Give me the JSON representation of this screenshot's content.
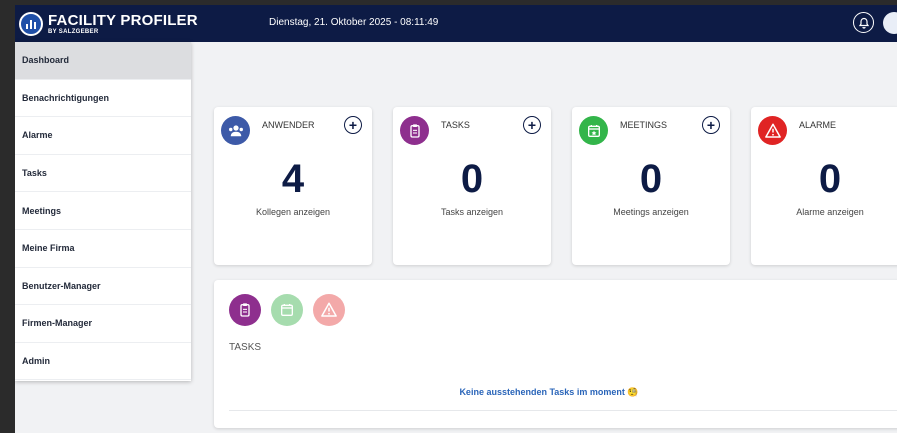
{
  "header": {
    "logo_title": "FACILITY PROFILER",
    "logo_subtitle": "BY SALZGEBER",
    "datetime": "Dienstag, 21. Oktober 2025 - 08:11:49",
    "colors": {
      "bar": "#0d1b45"
    }
  },
  "sidebar": {
    "items": [
      {
        "label": "Dashboard",
        "active": true
      },
      {
        "label": "Benachrichtigungen"
      },
      {
        "label": "Alarme"
      },
      {
        "label": "Tasks"
      },
      {
        "label": "Meetings"
      },
      {
        "label": "Meine Firma"
      },
      {
        "label": "Benutzer-Manager"
      },
      {
        "label": "Firmen-Manager"
      },
      {
        "label": "Admin"
      }
    ]
  },
  "cards": [
    {
      "title": "ANWENDER",
      "count": "4",
      "link": "Kollegen anzeigen",
      "icon": "users-icon",
      "color": "#3d5aa8",
      "has_add": true
    },
    {
      "title": "TASKS",
      "count": "0",
      "link": "Tasks anzeigen",
      "icon": "clipboard-icon",
      "color": "#8e2f8e",
      "has_add": true
    },
    {
      "title": "MEETINGS",
      "count": "0",
      "link": "Meetings anzeigen",
      "icon": "calendar-icon",
      "color": "#33b54a",
      "has_add": true
    },
    {
      "title": "ALARME",
      "count": "0",
      "link": "Alarme anzeigen",
      "icon": "warning-icon",
      "color": "#e02424",
      "has_add": false
    }
  ],
  "panel": {
    "label": "TASKS",
    "empty_message": "Keine ausstehenden Tasks im moment",
    "empty_emoji": "🧐",
    "tabs": [
      {
        "icon": "clipboard-icon",
        "color": "#8e2f8e",
        "active": true
      },
      {
        "icon": "calendar-icon",
        "color": "#a6dcae",
        "active": false
      },
      {
        "icon": "warning-icon",
        "color": "#f3a9a9",
        "active": false
      }
    ]
  }
}
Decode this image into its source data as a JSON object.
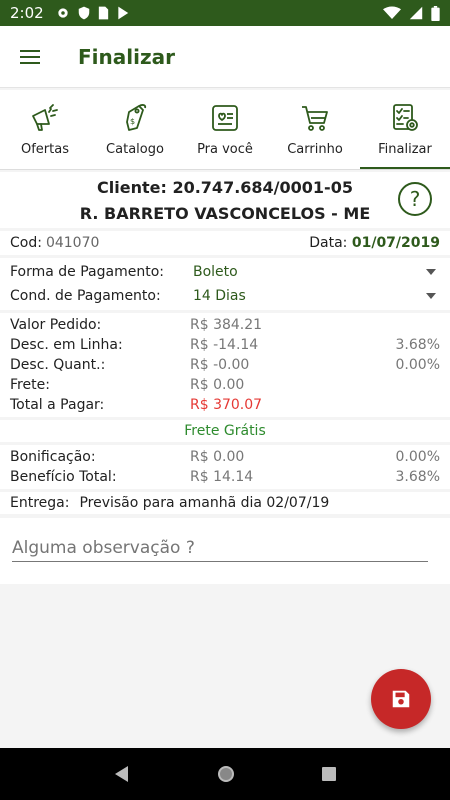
{
  "status_bar": {
    "time": "2:02",
    "icons": [
      "settings-icon",
      "shield-icon",
      "sim-icon",
      "play-store-icon",
      "wifi-icon",
      "signal-icon",
      "battery-icon"
    ]
  },
  "app_bar": {
    "title": "Finalizar",
    "menu_icon": "hamburger-icon"
  },
  "tabs": [
    {
      "label": "Ofertas",
      "icon": "megaphone-icon"
    },
    {
      "label": "Catalogo",
      "icon": "price-tag-icon"
    },
    {
      "label": "Pra você",
      "icon": "profile-card-icon"
    },
    {
      "label": "Carrinho",
      "icon": "cart-icon"
    },
    {
      "label": "Finalizar",
      "icon": "checklist-gear-icon",
      "active": true
    }
  ],
  "client": {
    "line1": "Cliente: 20.747.684/0001-05",
    "line2": "R. BARRETO VASCONCELOS - ME",
    "help_icon": "help-circle-icon",
    "help_glyph": "?"
  },
  "order": {
    "cod_label": "Cod:",
    "cod_value": "041070",
    "date_label": "Data:",
    "date_value": "01/07/2019"
  },
  "payment": {
    "form_label": "Forma de Pagamento:",
    "form_value": "Boleto",
    "cond_label": "Cond. de Pagamento:",
    "cond_value": "14 Dias"
  },
  "values": [
    {
      "label": "Valor Pedido:",
      "amount": "R$ 384.21",
      "pct": ""
    },
    {
      "label": "Desc. em Linha:",
      "amount": "R$ -14.14",
      "pct": "3.68%"
    },
    {
      "label": "Desc. Quant.:",
      "amount": "R$ -0.00",
      "pct": "0.00%"
    },
    {
      "label": "Frete:",
      "amount": "R$ 0.00",
      "pct": ""
    },
    {
      "label": "Total a Pagar:",
      "amount": "R$ 370.07",
      "pct": ""
    }
  ],
  "frete_banner": "Frete Grátis",
  "bonus": [
    {
      "label": "Bonificação:",
      "amount": "R$ 0.00",
      "pct": "0.00%"
    },
    {
      "label": "Benefício Total:",
      "amount": "R$ 14.14",
      "pct": "3.68%"
    }
  ],
  "delivery": {
    "label": "Entrega:",
    "value": "Previsão para amanhã dia 02/07/19"
  },
  "observation": {
    "placeholder": "Alguma observação ?"
  },
  "fab": {
    "icon": "save-icon"
  },
  "colors": {
    "primary": "#2e5a1c",
    "accent_red": "#c62828",
    "total_red": "#e53935",
    "frete_green": "#2e8b2e"
  }
}
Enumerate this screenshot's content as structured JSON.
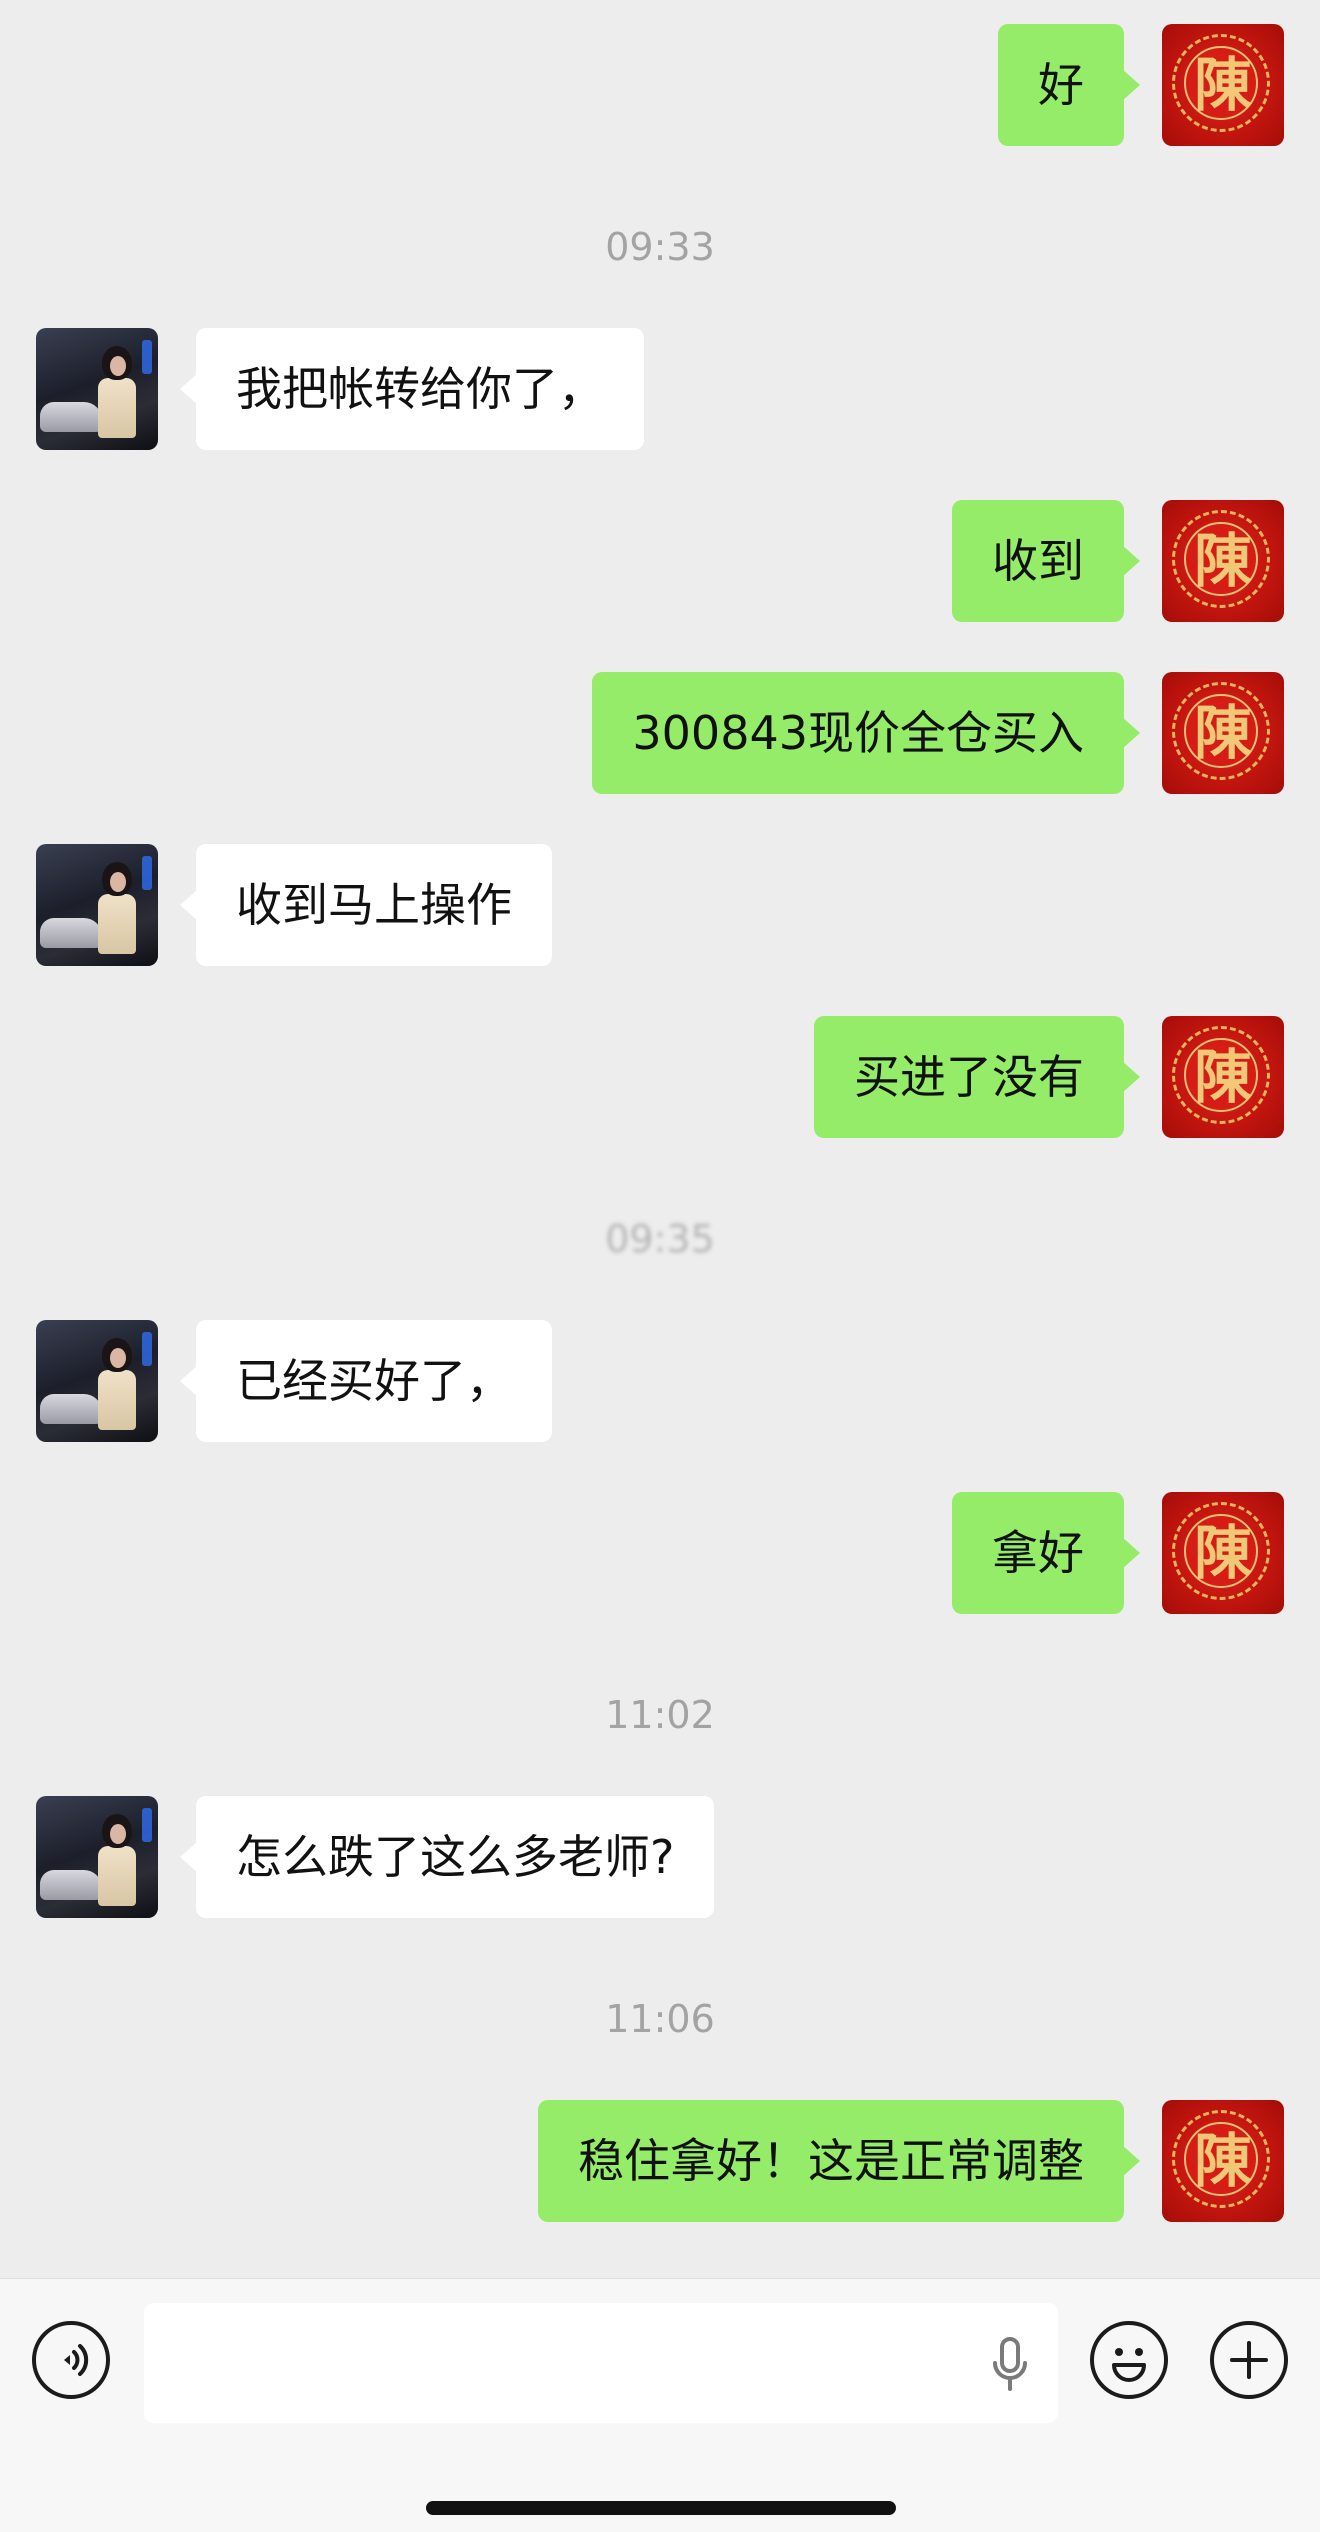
{
  "messages": [
    {
      "side": "out",
      "text": "好"
    },
    {
      "time": "09:33"
    },
    {
      "side": "in",
      "text": "我把帐转给你了，"
    },
    {
      "side": "out",
      "text": "收到"
    },
    {
      "side": "out",
      "text": "300843现价全仓买入"
    },
    {
      "side": "in",
      "text": "收到马上操作"
    },
    {
      "side": "out",
      "text": "买进了没有"
    },
    {
      "time": "09:35"
    },
    {
      "side": "in",
      "text": "已经买好了，"
    },
    {
      "side": "out",
      "text": "拿好"
    },
    {
      "time": "11:02"
    },
    {
      "side": "in",
      "text": "怎么跌了这么多老师?"
    },
    {
      "time": "11:06"
    },
    {
      "side": "out",
      "text": "稳住拿好！这是正常调整"
    }
  ],
  "self_avatar": {
    "char": "陳",
    "colors": {
      "background": "#c3150f",
      "ornament": "#e3b35a"
    }
  },
  "colors": {
    "outgoing_bubble": "#95ec69",
    "incoming_bubble": "#ffffff",
    "background": "#ededed"
  },
  "input_bar": {
    "icons": [
      "voice-icon",
      "microphone-icon",
      "emoji-icon",
      "plus-icon"
    ]
  }
}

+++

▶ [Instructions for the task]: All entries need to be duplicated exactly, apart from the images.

▶ [Answer space]:
Give me the JSON representation of this screenshot's content.
{
  "header": {
    "logo_title": "FACILITY PROFILER",
    "logo_subtitle": "BY SALZGEBER",
    "datetime": "Dienstag, 21. Oktober 2025 - 08:11:49",
    "colors": {
      "bar": "#0d1b45"
    }
  },
  "sidebar": {
    "items": [
      {
        "label": "Dashboard",
        "active": true
      },
      {
        "label": "Benachrichtigungen"
      },
      {
        "label": "Alarme"
      },
      {
        "label": "Tasks"
      },
      {
        "label": "Meetings"
      },
      {
        "label": "Meine Firma"
      },
      {
        "label": "Benutzer-Manager"
      },
      {
        "label": "Firmen-Manager"
      },
      {
        "label": "Admin"
      }
    ]
  },
  "cards": [
    {
      "title": "ANWENDER",
      "count": "4",
      "link": "Kollegen anzeigen",
      "icon": "users-icon",
      "color": "#3d5aa8",
      "has_add": true
    },
    {
      "title": "TASKS",
      "count": "0",
      "link": "Tasks anzeigen",
      "icon": "clipboard-icon",
      "color": "#8e2f8e",
      "has_add": true
    },
    {
      "title": "MEETINGS",
      "count": "0",
      "link": "Meetings anzeigen",
      "icon": "calendar-icon",
      "color": "#33b54a",
      "has_add": true
    },
    {
      "title": "ALARME",
      "count": "0",
      "link": "Alarme anzeigen",
      "icon": "warning-icon",
      "color": "#e02424",
      "has_add": false
    }
  ],
  "panel": {
    "label": "TASKS",
    "empty_message": "Keine ausstehenden Tasks im moment",
    "empty_emoji": "🧐",
    "tabs": [
      {
        "icon": "clipboard-icon",
        "color": "#8e2f8e",
        "active": true
      },
      {
        "icon": "calendar-icon",
        "color": "#a6dcae",
        "active": false
      },
      {
        "icon": "warning-icon",
        "color": "#f3a9a9",
        "active": false
      }
    ]
  }
}
Decode this image into its source data as a JSON object.
{
  "status_bar": {
    "time": "2:02",
    "icons": [
      "settings-icon",
      "shield-icon",
      "sim-icon",
      "play-store-icon",
      "wifi-icon",
      "signal-icon",
      "battery-icon"
    ]
  },
  "app_bar": {
    "title": "Finalizar",
    "menu_icon": "hamburger-icon"
  },
  "tabs": [
    {
      "label": "Ofertas",
      "icon": "megaphone-icon"
    },
    {
      "label": "Catalogo",
      "icon": "price-tag-icon"
    },
    {
      "label": "Pra você",
      "icon": "profile-card-icon"
    },
    {
      "label": "Carrinho",
      "icon": "cart-icon"
    },
    {
      "label": "Finalizar",
      "icon": "checklist-gear-icon",
      "active": true
    }
  ],
  "client": {
    "line1": "Cliente: 20.747.684/0001-05",
    "line2": "R. BARRETO VASCONCELOS - ME",
    "help_icon": "help-circle-icon",
    "help_glyph": "?"
  },
  "order": {
    "cod_label": "Cod:",
    "cod_value": "041070",
    "date_label": "Data:",
    "date_value": "01/07/2019"
  },
  "payment": {
    "form_label": "Forma de Pagamento:",
    "form_value": "Boleto",
    "cond_label": "Cond. de Pagamento:",
    "cond_value": "14 Dias"
  },
  "values": [
    {
      "label": "Valor Pedido:",
      "amount": "R$ 384.21",
      "pct": ""
    },
    {
      "label": "Desc. em Linha:",
      "amount": "R$ -14.14",
      "pct": "3.68%"
    },
    {
      "label": "Desc. Quant.:",
      "amount": "R$ -0.00",
      "pct": "0.00%"
    },
    {
      "label": "Frete:",
      "amount": "R$ 0.00",
      "pct": ""
    },
    {
      "label": "Total a Pagar:",
      "amount": "R$ 370.07",
      "pct": ""
    }
  ],
  "frete_banner": "Frete Grátis",
  "bonus": [
    {
      "label": "Bonificação:",
      "amount": "R$ 0.00",
      "pct": "0.00%"
    },
    {
      "label": "Benefício Total:",
      "amount": "R$ 14.14",
      "pct": "3.68%"
    }
  ],
  "delivery": {
    "label": "Entrega:",
    "value": "Previsão para amanhã dia 02/07/19"
  },
  "observation": {
    "placeholder": "Alguma observação ?"
  },
  "fab": {
    "icon": "save-icon"
  },
  "colors": {
    "primary": "#2e5a1c",
    "accent_red": "#c62828",
    "total_red": "#e53935",
    "frete_green": "#2e8b2e"
  }
}
Enumerate this screenshot's content as structured JSON.
{
  "messages": [
    {
      "side": "out",
      "text": "好"
    },
    {
      "time": "09:33"
    },
    {
      "side": "in",
      "text": "我把帐转给你了，"
    },
    {
      "side": "out",
      "text": "收到"
    },
    {
      "side": "out",
      "text": "300843现价全仓买入"
    },
    {
      "side": "in",
      "text": "收到马上操作"
    },
    {
      "side": "out",
      "text": "买进了没有"
    },
    {
      "time": "09:35"
    },
    {
      "side": "in",
      "text": "已经买好了，"
    },
    {
      "side": "out",
      "text": "拿好"
    },
    {
      "time": "11:02"
    },
    {
      "side": "in",
      "text": "怎么跌了这么多老师?"
    },
    {
      "time": "11:06"
    },
    {
      "side": "out",
      "text": "稳住拿好！这是正常调整"
    }
  ],
  "self_avatar": {
    "char": "陳",
    "colors": {
      "background": "#c3150f",
      "ornament": "#e3b35a"
    }
  },
  "colors": {
    "outgoing_bubble": "#95ec69",
    "incoming_bubble": "#ffffff",
    "background": "#ededed"
  },
  "input_bar": {
    "icons": [
      "voice-icon",
      "microphone-icon",
      "emoji-icon",
      "plus-icon"
    ]
  }
}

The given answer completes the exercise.